▶ Task description
Write the records out exactly as they read, but not the pictures.

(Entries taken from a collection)
★ ★ ★ ★ ★ ★ ★
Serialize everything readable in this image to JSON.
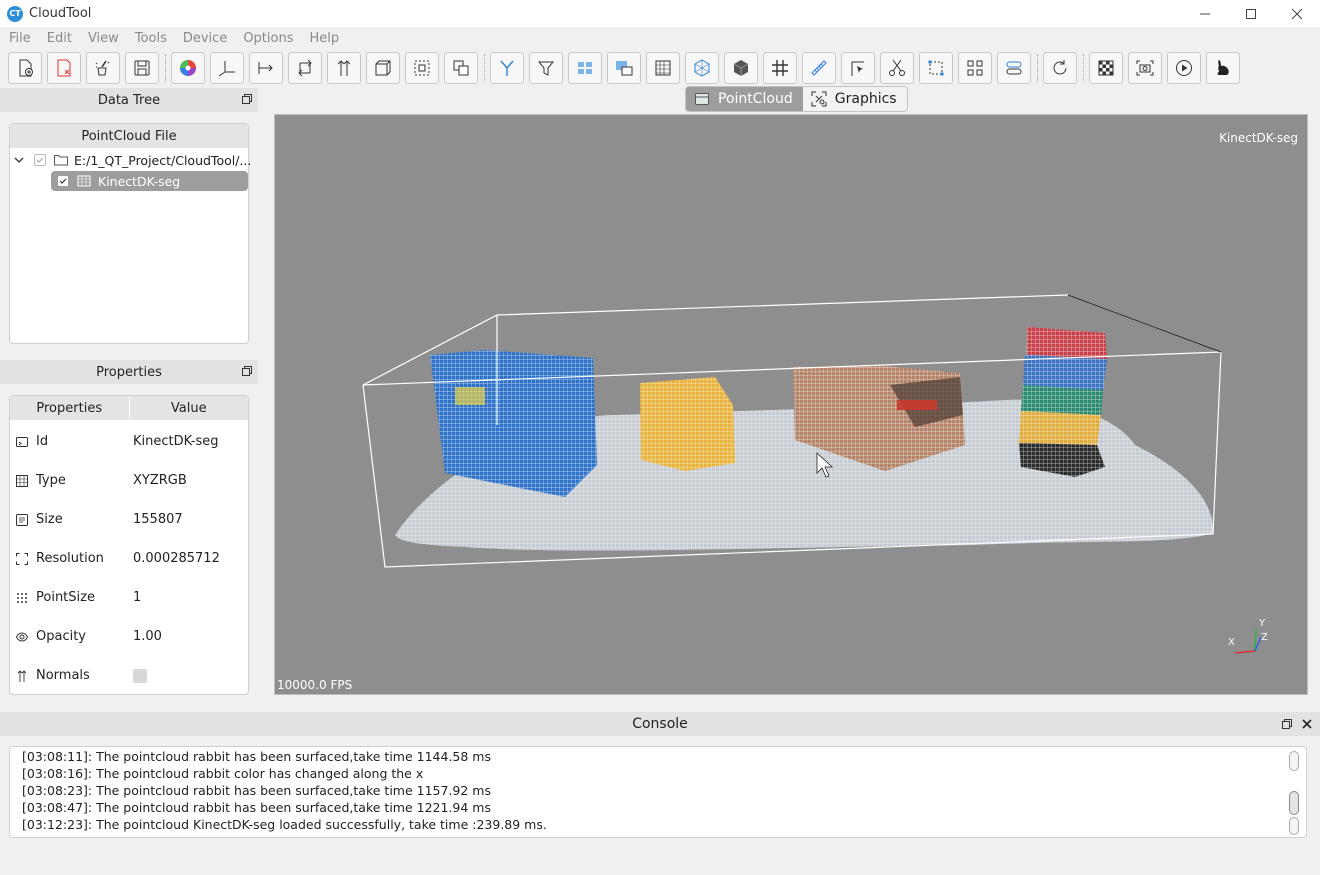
{
  "window": {
    "title": "CloudTool",
    "logo_text": "CT"
  },
  "menu": [
    "File",
    "Edit",
    "View",
    "Tools",
    "Device",
    "Options",
    "Help"
  ],
  "toolbar": {
    "groups": [
      [
        "new-file-icon",
        "close-file-icon",
        "clear-brush-icon",
        "save-icon"
      ],
      [
        "color-wheel-icon",
        "axes-icon",
        "flip-icon",
        "transform-icon",
        "normals-icon",
        "bounding-box-icon",
        "fit-view-icon",
        "clone-icon"
      ],
      [
        "filter-funnel-icon",
        "filter-icon",
        "grid-view-icon",
        "capture-icon",
        "table-icon",
        "polygon-icon",
        "cube-icon",
        "grid-icon",
        "measure-icon",
        "pick-point-icon",
        "cut-icon",
        "select-region-icon",
        "segment-icon",
        "link-icon"
      ],
      [
        "refresh-icon"
      ],
      [
        "checker-icon",
        "camera-icon",
        "play-icon",
        "rabbit-icon"
      ]
    ]
  },
  "data_tree": {
    "title": "Data Tree",
    "header": "PointCloud File",
    "root_label": "E:/1_QT_Project/CloudTool/...",
    "child_label": "KinectDK-seg"
  },
  "properties": {
    "title": "Properties",
    "col_property": "Properties",
    "col_value": "Value",
    "rows": [
      {
        "name": "Id",
        "value": "KinectDK-seg",
        "icon": "id-icon"
      },
      {
        "name": "Type",
        "value": "XYZRGB",
        "icon": "type-icon"
      },
      {
        "name": "Size",
        "value": "155807",
        "icon": "size-icon"
      },
      {
        "name": "Resolution",
        "value": "0.000285712",
        "icon": "resolution-icon"
      },
      {
        "name": "PointSize",
        "value": "1",
        "icon": "point-size-icon"
      },
      {
        "name": "Opacity",
        "value": "1.00",
        "icon": "eye-icon"
      },
      {
        "name": "Normals",
        "value": "",
        "icon": "normals-icon"
      }
    ]
  },
  "viewer": {
    "tabs": [
      "PointCloud",
      "Graphics"
    ],
    "active_tab": "PointCloud",
    "cloud_label": "KinectDK-seg",
    "fps": "10000.0 FPS",
    "axis_labels": {
      "x": "X",
      "y": "Y",
      "z": "Z"
    },
    "background": "#8e8e8e"
  },
  "console": {
    "title": "Console",
    "lines": [
      "[03:08:11]: The pointcloud rabbit has been surfaced,take time 1144.58 ms",
      "[03:08:16]: The pointcloud rabbit color has changed along the x",
      "[03:08:23]: The pointcloud rabbit has been surfaced,take time 1157.92 ms",
      "[03:08:47]: The pointcloud rabbit has been surfaced,take time 1221.94 ms",
      "[03:12:23]: The pointcloud KinectDK-seg loaded successfully, take time :239.89 ms."
    ]
  }
}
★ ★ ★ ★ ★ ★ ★
▶ Exercise output
Serialize everything readable in this image to JSON.
{
  "window": {
    "title": "CloudTool",
    "logo_text": "CT"
  },
  "menu": [
    "File",
    "Edit",
    "View",
    "Tools",
    "Device",
    "Options",
    "Help"
  ],
  "toolbar": {
    "groups": [
      [
        "new-file-icon",
        "close-file-icon",
        "clear-brush-icon",
        "save-icon"
      ],
      [
        "color-wheel-icon",
        "axes-icon",
        "flip-icon",
        "transform-icon",
        "normals-icon",
        "bounding-box-icon",
        "fit-view-icon",
        "clone-icon"
      ],
      [
        "filter-funnel-icon",
        "filter-icon",
        "grid-view-icon",
        "capture-icon",
        "table-icon",
        "polygon-icon",
        "cube-icon",
        "grid-icon",
        "measure-icon",
        "pick-point-icon",
        "cut-icon",
        "select-region-icon",
        "segment-icon",
        "link-icon"
      ],
      [
        "refresh-icon"
      ],
      [
        "checker-icon",
        "camera-icon",
        "play-icon",
        "rabbit-icon"
      ]
    ]
  },
  "data_tree": {
    "title": "Data Tree",
    "header": "PointCloud File",
    "root_label": "E:/1_QT_Project/CloudTool/...",
    "child_label": "KinectDK-seg"
  },
  "properties": {
    "title": "Properties",
    "col_property": "Properties",
    "col_value": "Value",
    "rows": [
      {
        "name": "Id",
        "value": "KinectDK-seg",
        "icon": "id-icon"
      },
      {
        "name": "Type",
        "value": "XYZRGB",
        "icon": "type-icon"
      },
      {
        "name": "Size",
        "value": "155807",
        "icon": "size-icon"
      },
      {
        "name": "Resolution",
        "value": "0.000285712",
        "icon": "resolution-icon"
      },
      {
        "name": "PointSize",
        "value": "1",
        "icon": "point-size-icon"
      },
      {
        "name": "Opacity",
        "value": "1.00",
        "icon": "eye-icon"
      },
      {
        "name": "Normals",
        "value": "",
        "icon": "normals-icon"
      }
    ]
  },
  "viewer": {
    "tabs": [
      "PointCloud",
      "Graphics"
    ],
    "active_tab": "PointCloud",
    "cloud_label": "KinectDK-seg",
    "fps": "10000.0 FPS",
    "axis_labels": {
      "x": "X",
      "y": "Y",
      "z": "Z"
    },
    "background": "#8e8e8e"
  },
  "console": {
    "title": "Console",
    "lines": [
      "[03:08:11]: The pointcloud rabbit has been surfaced,take time 1144.58 ms",
      "[03:08:16]: The pointcloud rabbit color has changed along the x",
      "[03:08:23]: The pointcloud rabbit has been surfaced,take time 1157.92 ms",
      "[03:08:47]: The pointcloud rabbit has been surfaced,take time 1221.94 ms",
      "[03:12:23]: The pointcloud KinectDK-seg loaded successfully, take time :239.89 ms."
    ]
  }
}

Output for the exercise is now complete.